The experiment began with the first condition present, which was the ambient air. There were 45 samples collected for ambient air over 45 min duration. This environment was tagged as “single source”. Then, an automatic air freshener which released fragrance every 15 min was placed inside the room. This environment was conducted to simulate the presence of two sources: ambient air and fragrance. The air freshener was hung up on the wall with a height of 2 m from the floor and about 2 m from the sensing node. Total data collected for the air freshener was over 75 min. This environment is tagged as “mixed sources A”. After that, a person was asked to smoke in the room. This environment was conducted to simulate the presence of three sources of IAP: ambient air, fragrance and single cigarette smoke. That person smoked one cigarette at the centre of the room. One cigarette took 10 min, which contribute to a 10 min data sample. This environment was tagged as “mixed sources B”. Lastly, the other two sources of IAQ, which are food and beverages and chemical cleaning product, were added into the environment. These two sources of IAP were placed in the middle of the room for 20 min, which gave 20 samples. This environment was conducted to simulate the presence of all five sources of IAP. Although there was no person smoking in the room at this time, the presence of smoking can still be traced. The presence of smoking can be traced up to 30 min, as shown in Figure 10

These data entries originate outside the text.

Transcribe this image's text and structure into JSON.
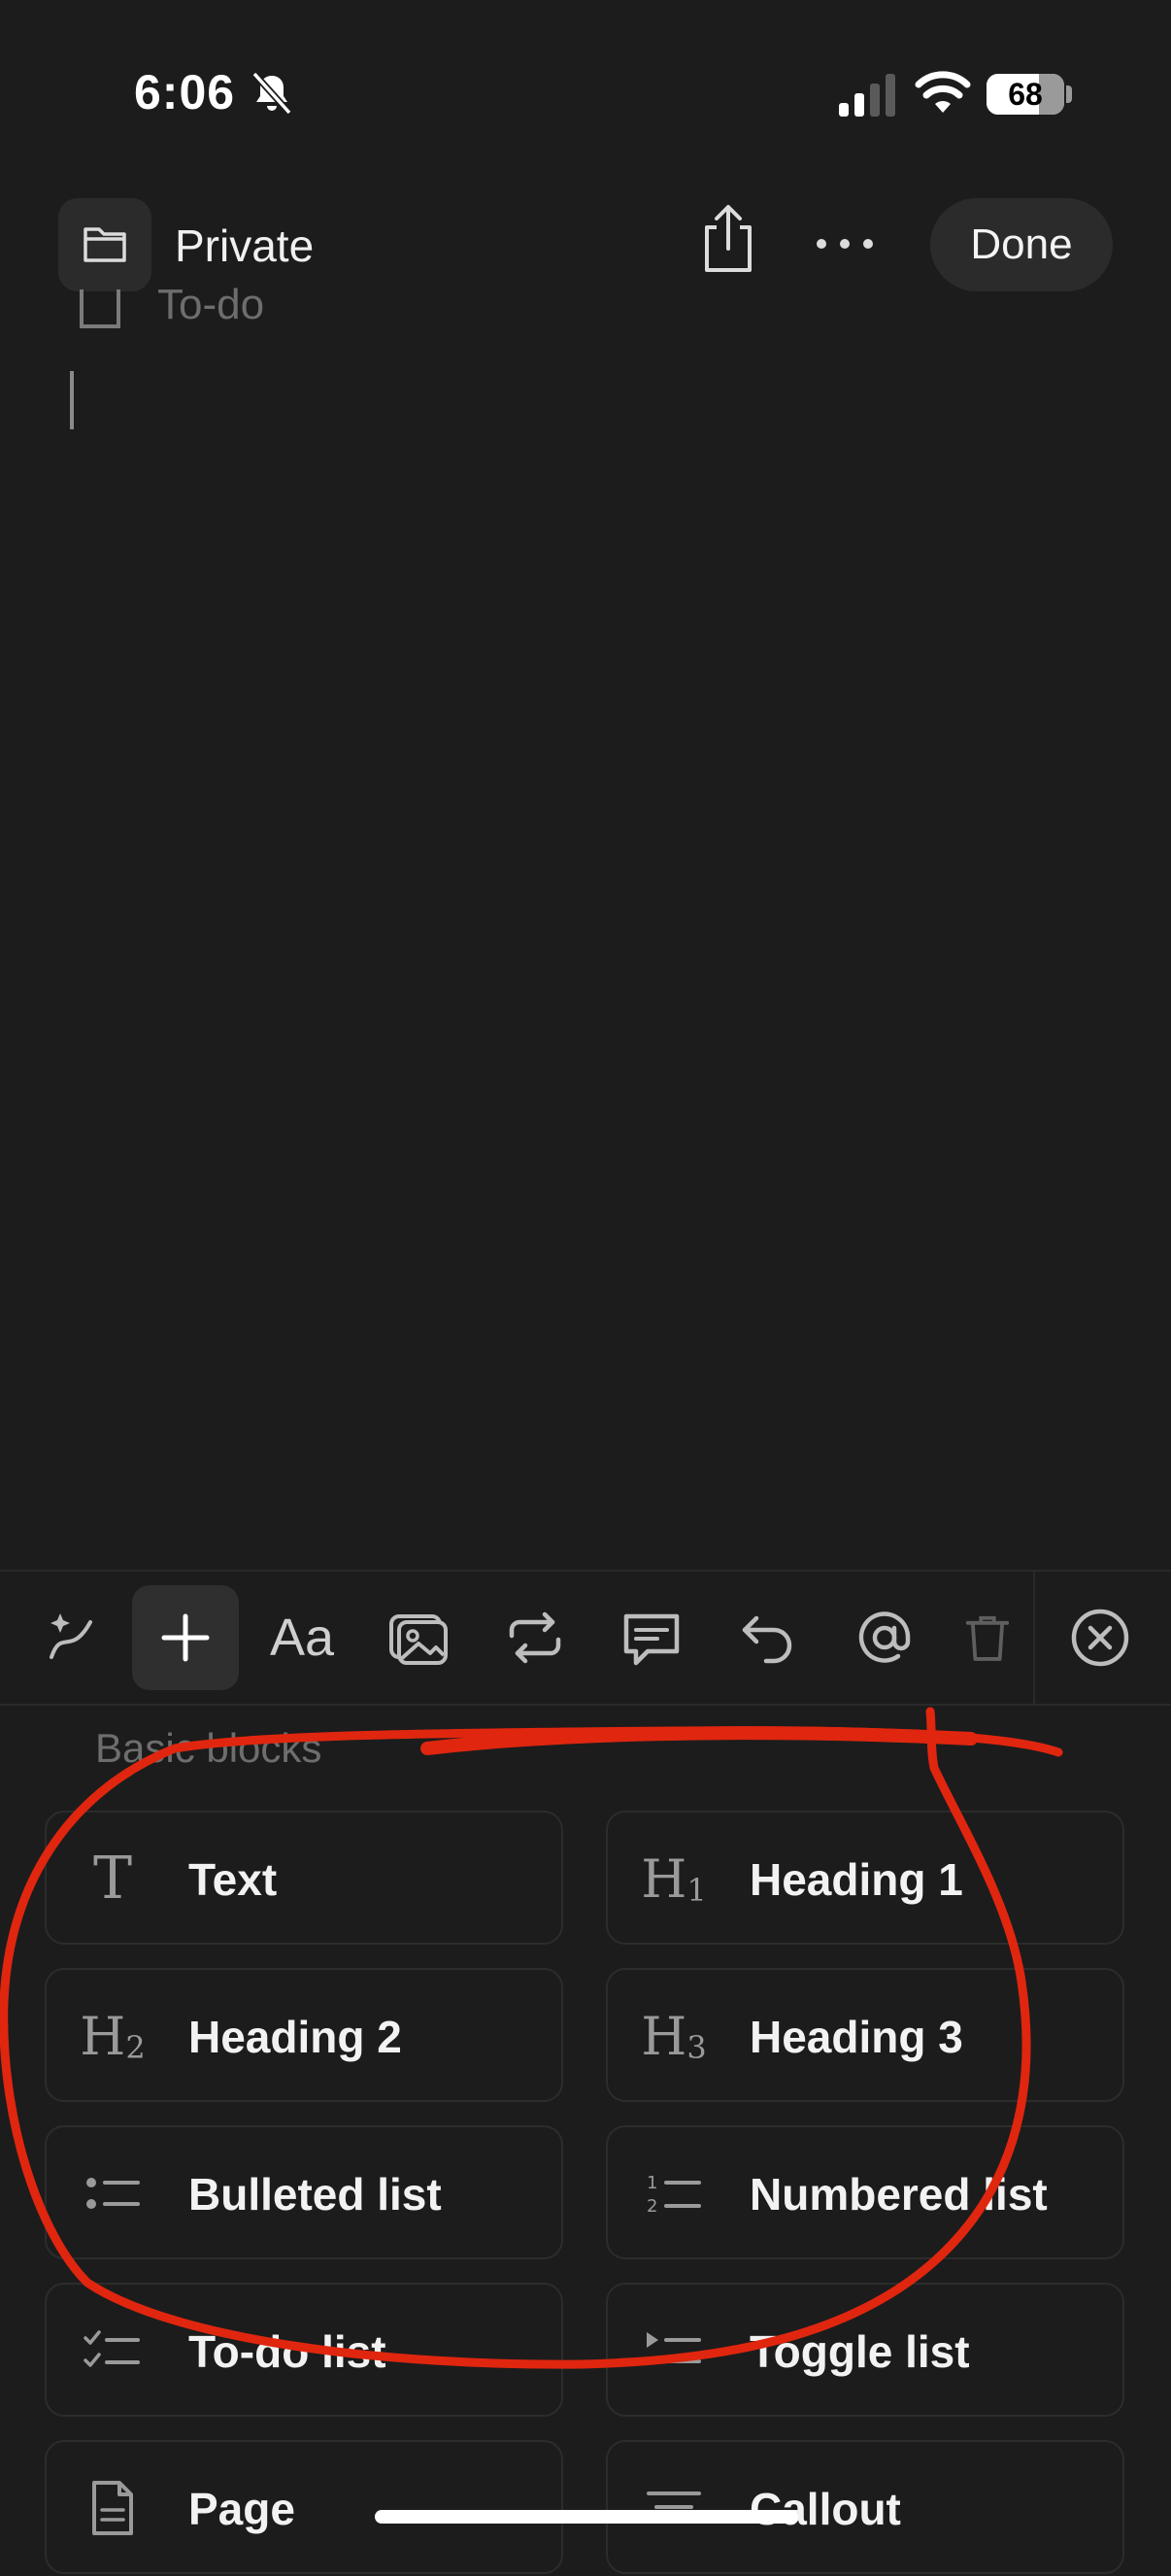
{
  "status_bar": {
    "time": "6:06",
    "battery": "68",
    "battery_level": 0.68
  },
  "nav": {
    "title": "Private",
    "done_label": "Done"
  },
  "editor": {
    "todo_placeholder": "To-do"
  },
  "toolbar": {
    "aa_label": "Aa"
  },
  "blocks": {
    "section_label": "Basic blocks",
    "items": [
      {
        "label": "Text",
        "icon": "text-icon"
      },
      {
        "label": "Heading 1",
        "icon": "heading-1-icon",
        "glyph": "H",
        "sub": "1"
      },
      {
        "label": "Heading 2",
        "icon": "heading-2-icon",
        "glyph": "H",
        "sub": "2"
      },
      {
        "label": "Heading 3",
        "icon": "heading-3-icon",
        "glyph": "H",
        "sub": "3"
      },
      {
        "label": "Bulleted list",
        "icon": "bulleted-list-icon"
      },
      {
        "label": "Numbered list",
        "icon": "numbered-list-icon"
      },
      {
        "label": "To-do list",
        "icon": "todo-list-icon"
      },
      {
        "label": "Toggle list",
        "icon": "toggle-list-icon"
      },
      {
        "label": "Page",
        "icon": "page-icon"
      },
      {
        "label": "Callout",
        "icon": "callout-icon"
      }
    ]
  },
  "annotation_color": "#e0260f"
}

. This environment was tagged as “mixed sources C”.
shows the result of the sensor’s response for all situations as described above, from a single source up to five sources of IAP. It can be observed that the sensors react differently when additional sources of IAP are added into the room. The result of the classifier based on all environments is shows in Table 12
. Based on the table, it can be observed that the system can precisely detect a single source (ambient) with 45 correct classifications out of 45 data samples. This means that the MLP classifier can classify an ambient environment at 100% classification rate. Similarly, when the fragrance is present in the condition of “mixed sources A”, the system correctly classifies the two mixed sources of IAQ. The system did not misclassify the sources as unknown sources. This result is as expected because the environment of fragrance mixed with the ambient air is similar to the presence of fragrance alone, and the system has already been trained with such an environment. On the other hand, the system could not classify two samples out of 10 samples as the available sources (ambient air, presence of fragrance and presence cigarette smoke) in the condition of “mixed sources B”. Nonetheless, the MLP classifier correctly classified the other eight samples as fragrance (one) and cigarette smoke (seven). The result is also as expected, because the presence of smoking was overpowering the presence of fragrance due to the high amount of gases produced during smoking as compared to the amount of gases produced by air freshener. Likewise, in the condition of “mixed sources C”, when all of the sources of IAP were mixed together in the room, the MLP classifier could correctly classify 50% of the samples as combustion activity (one), food and beverages (two) and presence of chemical (seven). The other 10 samples have been classified as unknown sources.